People with an avoidant attachment system should not date anxious people, as anxious folks will have difficulty giving them the space they need. Avoidant people almost never date each other because, as the authors say, there is not enough glue to hold two avoidant people together.

Interestingly, twenty five percent of people are avoidant, yet they make up a greater portion of the dating pool because they tend to be single more than other types.

6. People with secure attachment systems are comfortable with closeness, communicate directly, and are generally pretty mellow in relationship. They make for the most reliable partners, and if there is a drawback it is that their stability might seem a little boring at first.

Secure people will find it easiest to date other secure people, but they can help anxiously and avoidantly attached people move toward being secure. However, anxious and avoidant folks can push secure people away from security as well, so beware.

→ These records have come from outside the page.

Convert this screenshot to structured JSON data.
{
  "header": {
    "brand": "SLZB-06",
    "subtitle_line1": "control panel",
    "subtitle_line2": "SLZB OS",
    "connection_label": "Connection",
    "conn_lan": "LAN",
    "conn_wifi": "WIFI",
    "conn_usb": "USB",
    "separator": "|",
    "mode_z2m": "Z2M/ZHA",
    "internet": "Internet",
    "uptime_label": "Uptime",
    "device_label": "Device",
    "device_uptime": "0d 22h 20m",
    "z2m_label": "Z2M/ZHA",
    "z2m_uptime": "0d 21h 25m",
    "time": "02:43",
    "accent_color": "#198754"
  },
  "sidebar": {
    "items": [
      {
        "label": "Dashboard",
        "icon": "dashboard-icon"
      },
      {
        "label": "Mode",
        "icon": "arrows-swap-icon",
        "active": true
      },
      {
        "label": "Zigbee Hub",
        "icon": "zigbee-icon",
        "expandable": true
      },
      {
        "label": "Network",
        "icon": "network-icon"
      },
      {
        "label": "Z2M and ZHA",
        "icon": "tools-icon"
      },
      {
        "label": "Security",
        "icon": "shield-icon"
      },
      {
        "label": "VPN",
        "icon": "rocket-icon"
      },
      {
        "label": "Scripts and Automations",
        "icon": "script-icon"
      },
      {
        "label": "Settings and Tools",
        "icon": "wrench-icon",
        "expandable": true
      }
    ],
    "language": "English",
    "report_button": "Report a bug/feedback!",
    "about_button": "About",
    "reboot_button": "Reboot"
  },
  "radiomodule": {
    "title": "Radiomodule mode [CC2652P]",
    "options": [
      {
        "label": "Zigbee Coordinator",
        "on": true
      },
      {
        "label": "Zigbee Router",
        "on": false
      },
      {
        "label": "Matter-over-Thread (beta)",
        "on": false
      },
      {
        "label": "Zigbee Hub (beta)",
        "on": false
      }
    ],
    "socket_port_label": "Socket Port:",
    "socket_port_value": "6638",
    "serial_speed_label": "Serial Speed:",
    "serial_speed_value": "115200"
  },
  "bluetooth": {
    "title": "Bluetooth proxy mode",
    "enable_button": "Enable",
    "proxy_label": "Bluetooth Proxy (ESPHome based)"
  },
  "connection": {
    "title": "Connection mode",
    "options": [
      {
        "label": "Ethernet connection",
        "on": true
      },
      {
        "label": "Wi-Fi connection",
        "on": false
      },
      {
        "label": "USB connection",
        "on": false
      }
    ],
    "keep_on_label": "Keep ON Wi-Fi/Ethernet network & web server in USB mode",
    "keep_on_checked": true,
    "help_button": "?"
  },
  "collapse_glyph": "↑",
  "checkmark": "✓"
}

7. Ever been in a relationship where one partner is desperately trying to get close and the other is desperately trying to get space and both are miserable? You were likely stuck in what the authors call the anxious-avoidant trap. The best way to avoid this trap is for anxious and avoidant people not to get together. Not so easy because these two types are quite attracted to each other. The authors do give guidelines for dealing with the anxious-avoidant trap if you are caught in one.

8. Everyone should try to communicate directly about their needs. Secure people seem to have a knack for this while anxious and avoidant people have a harder time being straight up about what they want. Anxious people don't want to come across as too needy and often try to play it cool, until such time that they get hurt, and then they act out or get manipulative. Avoidant people often don't recognize their needs for space and instead start to feel less attracted to their partners instead of realizing what is going on inside.

The thing about communicating your needs is that it may not get you the result you want, but it will reveal the truth. Thus, if you want to get serious with someone pretty fast and are up front about this, you may scare away some potential mates, but in so doing you will be screening out folks who would probably make you unhappy.

The strength of this book is its clarity and readability. On the flip side there is some complexity left out. Though the authors note that attachment style is stable but plastic, but don't say much about how one changes type.

I also wonder about how different relationships bring out different tendencies in us even if we do have one basic type. I for one have found myself displaying traits of all three types at different points in the same relationship. Did I change my type several times? More likely, different aspects of myself came out in response to the relationship at different times. My point is that though there are three distinct types, I think that relationship can be more nuanced than the examples provided by the authors.

Sometimes the authors seem to imply that all you need to be happy is to find yourself someone secure. Though the book does not purport to be a complete relationship book, attachment style is only part (though a very important part) of a relationship. There are a host of other factors that go into choosing a partner including mutual interests, sexual compatibility, values, and religion/spirituality, to name just a few.

All in all though, I highly recommend this book. It will help you with romantic relationships, one of the most important parts of life.